Exercise aim –
Return the data below, unchanged.

Material for this exercise –

· · ·

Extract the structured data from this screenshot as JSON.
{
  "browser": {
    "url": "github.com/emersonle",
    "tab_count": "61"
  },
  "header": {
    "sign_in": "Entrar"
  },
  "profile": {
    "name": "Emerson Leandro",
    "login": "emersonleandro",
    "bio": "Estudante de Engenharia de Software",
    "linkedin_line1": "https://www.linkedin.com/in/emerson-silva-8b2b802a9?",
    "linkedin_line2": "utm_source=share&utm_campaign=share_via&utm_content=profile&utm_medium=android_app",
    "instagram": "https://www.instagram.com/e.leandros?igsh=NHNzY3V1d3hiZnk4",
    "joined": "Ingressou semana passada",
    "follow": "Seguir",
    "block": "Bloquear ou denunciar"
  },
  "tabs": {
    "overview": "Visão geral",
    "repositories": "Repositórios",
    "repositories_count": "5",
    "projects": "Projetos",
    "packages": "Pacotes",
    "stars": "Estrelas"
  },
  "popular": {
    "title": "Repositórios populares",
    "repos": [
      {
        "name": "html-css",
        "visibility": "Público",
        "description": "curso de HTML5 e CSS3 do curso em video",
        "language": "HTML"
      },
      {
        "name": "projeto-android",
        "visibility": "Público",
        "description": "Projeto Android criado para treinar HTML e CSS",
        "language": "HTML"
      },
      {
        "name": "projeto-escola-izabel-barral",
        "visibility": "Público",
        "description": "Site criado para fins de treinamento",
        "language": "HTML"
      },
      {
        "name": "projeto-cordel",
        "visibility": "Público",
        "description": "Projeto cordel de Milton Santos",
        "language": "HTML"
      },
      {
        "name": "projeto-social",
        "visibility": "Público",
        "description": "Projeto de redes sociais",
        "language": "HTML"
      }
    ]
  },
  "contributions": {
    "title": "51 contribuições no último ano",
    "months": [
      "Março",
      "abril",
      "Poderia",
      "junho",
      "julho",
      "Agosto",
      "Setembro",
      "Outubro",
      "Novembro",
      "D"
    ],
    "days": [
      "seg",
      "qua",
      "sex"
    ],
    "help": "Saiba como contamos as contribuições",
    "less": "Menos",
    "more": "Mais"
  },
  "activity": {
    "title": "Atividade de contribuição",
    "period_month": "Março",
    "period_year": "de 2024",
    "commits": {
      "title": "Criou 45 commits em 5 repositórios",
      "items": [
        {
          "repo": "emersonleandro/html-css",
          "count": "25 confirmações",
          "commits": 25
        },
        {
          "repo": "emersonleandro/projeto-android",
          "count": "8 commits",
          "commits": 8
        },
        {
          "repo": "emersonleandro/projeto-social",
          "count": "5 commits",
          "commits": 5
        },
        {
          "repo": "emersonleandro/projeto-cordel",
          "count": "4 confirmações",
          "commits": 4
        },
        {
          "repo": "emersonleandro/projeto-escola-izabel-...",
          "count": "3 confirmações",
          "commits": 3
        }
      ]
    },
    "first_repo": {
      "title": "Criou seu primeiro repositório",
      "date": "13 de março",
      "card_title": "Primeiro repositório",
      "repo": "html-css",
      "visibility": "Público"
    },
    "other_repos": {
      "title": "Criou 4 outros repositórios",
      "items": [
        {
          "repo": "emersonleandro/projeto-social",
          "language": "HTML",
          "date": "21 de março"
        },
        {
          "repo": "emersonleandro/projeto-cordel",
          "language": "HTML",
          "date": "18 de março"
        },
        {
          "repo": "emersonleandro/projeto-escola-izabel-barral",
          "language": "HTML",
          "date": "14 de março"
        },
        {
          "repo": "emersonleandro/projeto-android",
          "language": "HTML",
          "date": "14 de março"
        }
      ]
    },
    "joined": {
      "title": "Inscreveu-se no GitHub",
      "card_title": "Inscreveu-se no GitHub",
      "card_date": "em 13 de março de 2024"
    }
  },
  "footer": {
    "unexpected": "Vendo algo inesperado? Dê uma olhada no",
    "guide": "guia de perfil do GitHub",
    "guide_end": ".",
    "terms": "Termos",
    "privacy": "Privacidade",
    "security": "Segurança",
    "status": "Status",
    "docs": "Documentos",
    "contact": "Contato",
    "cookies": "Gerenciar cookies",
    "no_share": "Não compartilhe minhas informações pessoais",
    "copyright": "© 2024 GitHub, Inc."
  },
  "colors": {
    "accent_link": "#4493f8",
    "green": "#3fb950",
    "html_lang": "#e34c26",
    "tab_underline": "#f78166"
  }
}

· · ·

Answer box –
Extract the structured data from this screenshot as JSON.
{
  "browser": {
    "url": "github.com/emersonle",
    "tab_count": "61"
  },
  "header": {
    "sign_in": "Entrar"
  },
  "profile": {
    "name": "Emerson Leandro",
    "login": "emersonleandro",
    "bio": "Estudante de Engenharia de Software",
    "linkedin_line1": "https://www.linkedin.com/in/emerson-silva-8b2b802a9?",
    "linkedin_line2": "utm_source=share&utm_campaign=share_via&utm_content=profile&utm_medium=android_app",
    "instagram": "https://www.instagram.com/e.leandros?igsh=NHNzY3V1d3hiZnk4",
    "joined": "Ingressou semana passada",
    "follow": "Seguir",
    "block": "Bloquear ou denunciar"
  },
  "tabs": {
    "overview": "Visão geral",
    "repositories": "Repositórios",
    "repositories_count": "5",
    "projects": "Projetos",
    "packages": "Pacotes",
    "stars": "Estrelas"
  },
  "popular": {
    "title": "Repositórios populares",
    "repos": [
      {
        "name": "html-css",
        "visibility": "Público",
        "description": "curso de HTML5 e CSS3 do curso em video",
        "language": "HTML"
      },
      {
        "name": "projeto-android",
        "visibility": "Público",
        "description": "Projeto Android criado para treinar HTML e CSS",
        "language": "HTML"
      },
      {
        "name": "projeto-escola-izabel-barral",
        "visibility": "Público",
        "description": "Site criado para fins de treinamento",
        "language": "HTML"
      },
      {
        "name": "projeto-cordel",
        "visibility": "Público",
        "description": "Projeto cordel de Milton Santos",
        "language": "HTML"
      },
      {
        "name": "projeto-social",
        "visibility": "Público",
        "description": "Projeto de redes sociais",
        "language": "HTML"
      }
    ]
  },
  "contributions": {
    "title": "51 contribuições no último ano",
    "months": [
      "Março",
      "abril",
      "Poderia",
      "junho",
      "julho",
      "Agosto",
      "Setembro",
      "Outubro",
      "Novembro",
      "D"
    ],
    "days": [
      "seg",
      "qua",
      "sex"
    ],
    "help": "Saiba como contamos as contribuições",
    "less": "Menos",
    "more": "Mais"
  },
  "activity": {
    "title": "Atividade de contribuição",
    "period_month": "Março",
    "period_year": "de 2024",
    "commits": {
      "title": "Criou 45 commits em 5 repositórios",
      "items": [
        {
          "repo": "emersonleandro/html-css",
          "count": "25 confirmações",
          "commits": 25
        },
        {
          "repo": "emersonleandro/projeto-android",
          "count": "8 commits",
          "commits": 8
        },
        {
          "repo": "emersonleandro/projeto-social",
          "count": "5 commits",
          "commits": 5
        },
        {
          "repo": "emersonleandro/projeto-cordel",
          "count": "4 confirmações",
          "commits": 4
        },
        {
          "repo": "emersonleandro/projeto-escola-izabel-...",
          "count": "3 confirmações",
          "commits": 3
        }
      ]
    },
    "first_repo": {
      "title": "Criou seu primeiro repositório",
      "date": "13 de março",
      "card_title": "Primeiro repositório",
      "repo": "html-css",
      "visibility": "Público"
    },
    "other_repos": {
      "title": "Criou 4 outros repositórios",
      "items": [
        {
          "repo": "emersonleandro/projeto-social",
          "language": "HTML",
          "date": "21 de março"
        },
        {
          "repo": "emersonleandro/projeto-cordel",
          "language": "HTML",
          "date": "18 de março"
        },
        {
          "repo": "emersonleandro/projeto-escola-izabel-barral",
          "language": "HTML",
          "date": "14 de março"
        },
        {
          "repo": "emersonleandro/projeto-android",
          "language": "HTML",
          "date": "14 de março"
        }
      ]
    },
    "joined": {
      "title": "Inscreveu-se no GitHub",
      "card_title": "Inscreveu-se no GitHub",
      "card_date": "em 13 de março de 2024"
    }
  },
  "footer": {
    "unexpected": "Vendo algo inesperado? Dê uma olhada no",
    "guide": "guia de perfil do GitHub",
    "guide_end": ".",
    "terms": "Termos",
    "privacy": "Privacidade",
    "security": "Segurança",
    "status": "Status",
    "docs": "Documentos",
    "contact": "Contato",
    "cookies": "Gerenciar cookies",
    "no_share": "Não compartilhe minhas informações pessoais",
    "copyright": "© 2024 GitHub, Inc."
  },
  "colors": {
    "accent_link": "#4493f8",
    "green": "#3fb950",
    "html_lang": "#e34c26",
    "tab_underline": "#f78166"
  }
}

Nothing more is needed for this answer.